To do: Reproduce the listing below word for word.

━━━ Working data ━━━

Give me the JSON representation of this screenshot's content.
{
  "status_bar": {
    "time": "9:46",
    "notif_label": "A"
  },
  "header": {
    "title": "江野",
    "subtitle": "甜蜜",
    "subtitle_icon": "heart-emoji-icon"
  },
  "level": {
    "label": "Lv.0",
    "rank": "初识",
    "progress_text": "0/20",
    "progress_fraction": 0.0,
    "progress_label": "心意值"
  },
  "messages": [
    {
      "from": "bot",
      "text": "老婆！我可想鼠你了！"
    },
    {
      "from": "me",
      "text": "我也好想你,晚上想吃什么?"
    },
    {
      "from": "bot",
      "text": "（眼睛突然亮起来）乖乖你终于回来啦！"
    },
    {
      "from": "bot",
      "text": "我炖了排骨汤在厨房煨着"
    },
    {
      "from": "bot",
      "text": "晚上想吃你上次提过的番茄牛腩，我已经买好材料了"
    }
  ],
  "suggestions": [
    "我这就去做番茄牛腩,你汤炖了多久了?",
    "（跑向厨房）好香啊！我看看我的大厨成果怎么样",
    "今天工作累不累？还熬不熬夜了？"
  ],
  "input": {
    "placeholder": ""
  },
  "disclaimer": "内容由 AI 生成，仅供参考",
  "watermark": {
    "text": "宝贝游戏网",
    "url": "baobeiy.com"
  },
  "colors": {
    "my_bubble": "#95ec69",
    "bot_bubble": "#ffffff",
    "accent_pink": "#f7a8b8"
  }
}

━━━

Result of this task:
Give me the JSON representation of this screenshot's content.
{
  "status_bar": {
    "time": "9:46",
    "notif_label": "A"
  },
  "header": {
    "title": "江野",
    "subtitle": "甜蜜",
    "subtitle_icon": "heart-emoji-icon"
  },
  "level": {
    "label": "Lv.0",
    "rank": "初识",
    "progress_text": "0/20",
    "progress_fraction": 0.0,
    "progress_label": "心意值"
  },
  "messages": [
    {
      "from": "bot",
      "text": "老婆！我可想鼠你了！"
    },
    {
      "from": "me",
      "text": "我也好想你,晚上想吃什么?"
    },
    {
      "from": "bot",
      "text": "（眼睛突然亮起来）乖乖你终于回来啦！"
    },
    {
      "from": "bot",
      "text": "我炖了排骨汤在厨房煨着"
    },
    {
      "from": "bot",
      "text": "晚上想吃你上次提过的番茄牛腩，我已经买好材料了"
    }
  ],
  "suggestions": [
    "我这就去做番茄牛腩,你汤炖了多久了?",
    "（跑向厨房）好香啊！我看看我的大厨成果怎么样",
    "今天工作累不累？还熬不熬夜了？"
  ],
  "input": {
    "placeholder": ""
  },
  "disclaimer": "内容由 AI 生成，仅供参考",
  "watermark": {
    "text": "宝贝游戏网",
    "url": "baobeiy.com"
  },
  "colors": {
    "my_bubble": "#95ec69",
    "bot_bubble": "#ffffff",
    "accent_pink": "#f7a8b8"
  }
}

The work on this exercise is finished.